At that time, we went through 4 more days of testing and were taught seizure protocol. We were given information about SUDEP and sent home with the expectation that the medication should work. That is not Leighanne’s story. I watched as she failed 8 anticonvulsant medications in the first 3 years and started to lose her cognitive abilities rapidly. My husband and I were told our daughter was critical and needed to go through a brain surgery evaluation. We agreed.
For the next eighteen months, Leighanne and I went to three different hospitals for opinions. She spent countless nights inpatient in EMU’s. We also lived 8 months in the Ronald McDonald House so she could receive cognitive therapy at the best pediatric facility available. She missed Kindergarten and hospital life became normal. At the end of the eighteen months, she was not a surgery candidate and we were ultimately told there is nothing else available for our daughter. Her diagnosis was changed to Bilateral Localization-Related Intractable Epilepsy. She has three focal points.

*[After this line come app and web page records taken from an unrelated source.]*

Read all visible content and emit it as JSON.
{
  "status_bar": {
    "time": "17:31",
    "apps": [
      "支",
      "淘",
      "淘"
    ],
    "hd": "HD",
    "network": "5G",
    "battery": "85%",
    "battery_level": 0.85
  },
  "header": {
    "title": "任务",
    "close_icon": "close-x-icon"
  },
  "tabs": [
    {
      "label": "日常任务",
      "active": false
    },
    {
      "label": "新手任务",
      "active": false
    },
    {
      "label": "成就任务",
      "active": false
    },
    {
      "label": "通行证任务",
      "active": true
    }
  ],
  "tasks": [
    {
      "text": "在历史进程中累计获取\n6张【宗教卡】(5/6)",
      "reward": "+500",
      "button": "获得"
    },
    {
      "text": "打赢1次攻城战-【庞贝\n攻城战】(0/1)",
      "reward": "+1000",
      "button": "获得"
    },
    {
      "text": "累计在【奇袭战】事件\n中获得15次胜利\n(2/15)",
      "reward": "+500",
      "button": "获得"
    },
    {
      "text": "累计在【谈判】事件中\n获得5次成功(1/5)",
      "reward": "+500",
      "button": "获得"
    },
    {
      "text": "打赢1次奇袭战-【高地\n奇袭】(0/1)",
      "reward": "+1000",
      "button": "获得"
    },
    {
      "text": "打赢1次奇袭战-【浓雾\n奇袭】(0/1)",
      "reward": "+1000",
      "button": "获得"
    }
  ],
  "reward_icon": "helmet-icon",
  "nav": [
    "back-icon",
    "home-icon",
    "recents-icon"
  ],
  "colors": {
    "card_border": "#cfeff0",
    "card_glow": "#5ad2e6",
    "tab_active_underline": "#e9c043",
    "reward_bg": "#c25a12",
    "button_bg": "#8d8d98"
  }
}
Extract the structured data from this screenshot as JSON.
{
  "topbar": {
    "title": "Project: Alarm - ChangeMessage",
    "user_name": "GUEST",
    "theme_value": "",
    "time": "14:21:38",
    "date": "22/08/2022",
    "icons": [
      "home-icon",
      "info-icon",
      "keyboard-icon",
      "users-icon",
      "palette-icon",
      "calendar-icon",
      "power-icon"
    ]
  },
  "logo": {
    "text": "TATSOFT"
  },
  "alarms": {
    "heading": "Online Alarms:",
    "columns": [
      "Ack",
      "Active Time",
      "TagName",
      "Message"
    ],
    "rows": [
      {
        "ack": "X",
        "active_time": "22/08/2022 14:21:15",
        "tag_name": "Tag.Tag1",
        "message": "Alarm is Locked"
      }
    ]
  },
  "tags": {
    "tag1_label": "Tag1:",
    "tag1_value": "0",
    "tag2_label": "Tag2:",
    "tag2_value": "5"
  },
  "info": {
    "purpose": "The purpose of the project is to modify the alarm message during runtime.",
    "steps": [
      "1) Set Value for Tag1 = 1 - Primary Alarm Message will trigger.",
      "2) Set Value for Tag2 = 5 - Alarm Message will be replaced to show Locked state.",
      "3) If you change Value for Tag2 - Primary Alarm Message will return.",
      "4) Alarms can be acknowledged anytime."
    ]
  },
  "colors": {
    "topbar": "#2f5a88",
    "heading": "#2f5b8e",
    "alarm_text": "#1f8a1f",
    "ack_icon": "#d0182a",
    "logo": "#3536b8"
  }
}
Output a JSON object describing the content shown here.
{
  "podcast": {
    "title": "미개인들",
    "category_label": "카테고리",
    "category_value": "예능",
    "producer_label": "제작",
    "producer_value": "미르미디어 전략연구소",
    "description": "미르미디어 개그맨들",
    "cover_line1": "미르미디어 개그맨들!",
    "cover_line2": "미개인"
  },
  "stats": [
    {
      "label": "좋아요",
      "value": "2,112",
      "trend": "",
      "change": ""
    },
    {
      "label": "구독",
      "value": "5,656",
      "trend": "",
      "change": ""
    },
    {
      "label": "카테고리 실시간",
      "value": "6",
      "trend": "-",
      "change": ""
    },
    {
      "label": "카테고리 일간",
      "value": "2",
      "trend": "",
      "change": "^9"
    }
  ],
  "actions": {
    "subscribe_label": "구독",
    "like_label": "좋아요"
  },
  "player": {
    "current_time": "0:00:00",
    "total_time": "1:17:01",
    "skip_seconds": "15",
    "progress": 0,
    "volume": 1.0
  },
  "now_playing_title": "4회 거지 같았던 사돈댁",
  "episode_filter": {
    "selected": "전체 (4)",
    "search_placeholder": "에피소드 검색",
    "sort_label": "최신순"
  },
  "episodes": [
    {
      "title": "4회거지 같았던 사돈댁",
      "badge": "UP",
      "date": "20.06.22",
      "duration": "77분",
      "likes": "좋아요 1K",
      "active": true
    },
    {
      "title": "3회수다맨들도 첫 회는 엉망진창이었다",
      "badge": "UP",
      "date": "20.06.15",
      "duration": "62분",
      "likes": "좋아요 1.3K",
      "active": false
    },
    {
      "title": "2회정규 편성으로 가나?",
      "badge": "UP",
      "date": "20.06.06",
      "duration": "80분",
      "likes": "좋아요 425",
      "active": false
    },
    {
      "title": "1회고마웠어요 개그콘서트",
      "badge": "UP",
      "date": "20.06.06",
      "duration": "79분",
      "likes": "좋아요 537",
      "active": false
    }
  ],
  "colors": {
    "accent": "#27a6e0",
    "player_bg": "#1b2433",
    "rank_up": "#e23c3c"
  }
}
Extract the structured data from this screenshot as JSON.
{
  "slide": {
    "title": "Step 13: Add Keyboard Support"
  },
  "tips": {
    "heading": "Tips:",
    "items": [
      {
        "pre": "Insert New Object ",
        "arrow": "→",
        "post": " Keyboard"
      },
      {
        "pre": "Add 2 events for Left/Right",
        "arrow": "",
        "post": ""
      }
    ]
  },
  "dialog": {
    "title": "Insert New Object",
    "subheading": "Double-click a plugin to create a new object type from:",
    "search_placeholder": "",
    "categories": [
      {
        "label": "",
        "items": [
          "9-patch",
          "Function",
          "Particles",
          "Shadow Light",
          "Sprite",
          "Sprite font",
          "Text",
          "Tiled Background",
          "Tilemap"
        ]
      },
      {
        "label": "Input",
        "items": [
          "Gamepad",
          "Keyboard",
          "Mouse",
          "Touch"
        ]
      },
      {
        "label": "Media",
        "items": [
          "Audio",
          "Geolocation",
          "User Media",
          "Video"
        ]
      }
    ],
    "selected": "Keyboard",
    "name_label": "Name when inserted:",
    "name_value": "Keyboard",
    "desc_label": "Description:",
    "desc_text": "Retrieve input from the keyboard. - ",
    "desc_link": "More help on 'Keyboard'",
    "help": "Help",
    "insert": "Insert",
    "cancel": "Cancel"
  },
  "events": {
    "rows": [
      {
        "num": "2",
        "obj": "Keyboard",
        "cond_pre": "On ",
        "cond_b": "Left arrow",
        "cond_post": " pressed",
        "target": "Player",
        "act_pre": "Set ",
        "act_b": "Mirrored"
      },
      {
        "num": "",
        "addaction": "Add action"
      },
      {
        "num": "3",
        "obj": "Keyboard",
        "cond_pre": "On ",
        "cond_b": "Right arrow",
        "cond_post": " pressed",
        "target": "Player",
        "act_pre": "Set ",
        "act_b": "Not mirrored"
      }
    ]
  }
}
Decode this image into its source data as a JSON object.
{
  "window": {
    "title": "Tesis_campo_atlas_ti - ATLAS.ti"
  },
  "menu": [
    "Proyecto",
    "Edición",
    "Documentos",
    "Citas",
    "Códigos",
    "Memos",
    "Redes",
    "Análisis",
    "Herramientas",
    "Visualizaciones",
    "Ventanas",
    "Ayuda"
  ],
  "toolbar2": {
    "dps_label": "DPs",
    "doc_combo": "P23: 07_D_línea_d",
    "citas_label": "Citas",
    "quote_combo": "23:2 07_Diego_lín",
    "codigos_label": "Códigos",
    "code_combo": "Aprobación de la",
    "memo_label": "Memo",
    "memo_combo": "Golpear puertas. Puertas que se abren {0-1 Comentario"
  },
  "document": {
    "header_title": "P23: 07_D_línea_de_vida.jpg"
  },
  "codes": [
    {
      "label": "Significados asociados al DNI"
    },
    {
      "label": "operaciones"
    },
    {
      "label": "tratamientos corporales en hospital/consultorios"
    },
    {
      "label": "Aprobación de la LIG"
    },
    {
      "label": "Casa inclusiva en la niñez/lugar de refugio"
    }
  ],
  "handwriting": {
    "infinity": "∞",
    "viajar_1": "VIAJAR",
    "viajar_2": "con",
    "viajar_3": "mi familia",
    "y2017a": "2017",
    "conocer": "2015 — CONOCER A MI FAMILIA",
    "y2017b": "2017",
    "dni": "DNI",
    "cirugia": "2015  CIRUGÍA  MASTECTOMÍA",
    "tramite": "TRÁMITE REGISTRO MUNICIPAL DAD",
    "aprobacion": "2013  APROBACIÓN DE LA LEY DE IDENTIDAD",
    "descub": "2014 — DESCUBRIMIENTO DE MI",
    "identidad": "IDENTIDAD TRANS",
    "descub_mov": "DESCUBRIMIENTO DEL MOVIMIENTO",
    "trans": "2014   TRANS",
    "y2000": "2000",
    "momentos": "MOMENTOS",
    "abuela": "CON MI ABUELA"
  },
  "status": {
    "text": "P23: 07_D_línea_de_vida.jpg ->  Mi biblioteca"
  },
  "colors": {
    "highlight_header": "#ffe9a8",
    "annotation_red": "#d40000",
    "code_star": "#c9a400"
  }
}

I am an ambassador for MES because the voices of parents and girls fighting for answers need to be heard. We need to keep searching for answers to help our girls succeed and thrive. We must advocate and work with the medical teams to find a solution. Above all, we need research for those girls who don’t have an option left and our girls need to know we will never give up.